_What you are asked to do_. Go through the entries below and return every line that contains "телефона".

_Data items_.
########################################

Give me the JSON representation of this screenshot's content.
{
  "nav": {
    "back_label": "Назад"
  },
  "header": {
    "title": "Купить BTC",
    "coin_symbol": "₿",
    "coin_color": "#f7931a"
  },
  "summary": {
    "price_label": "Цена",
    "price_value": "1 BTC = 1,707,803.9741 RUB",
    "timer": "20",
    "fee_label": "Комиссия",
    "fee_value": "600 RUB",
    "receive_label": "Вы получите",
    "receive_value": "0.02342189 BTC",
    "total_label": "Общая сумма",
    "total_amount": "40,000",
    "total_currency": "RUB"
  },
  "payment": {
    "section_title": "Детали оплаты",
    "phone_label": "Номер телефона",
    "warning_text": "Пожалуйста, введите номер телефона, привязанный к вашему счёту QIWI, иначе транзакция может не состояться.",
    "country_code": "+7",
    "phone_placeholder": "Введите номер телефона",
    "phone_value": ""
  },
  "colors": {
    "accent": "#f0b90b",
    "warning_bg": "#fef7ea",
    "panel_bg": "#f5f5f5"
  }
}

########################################

_Your response_.
    "phone_label": "Номер телефона",
    "warning_text": "Пожалуйста, введите номер телефона, привязанный к вашему счёту QIWI, иначе транзакция может не состояться.",
    "phone_placeholder": "Введите номер телефона",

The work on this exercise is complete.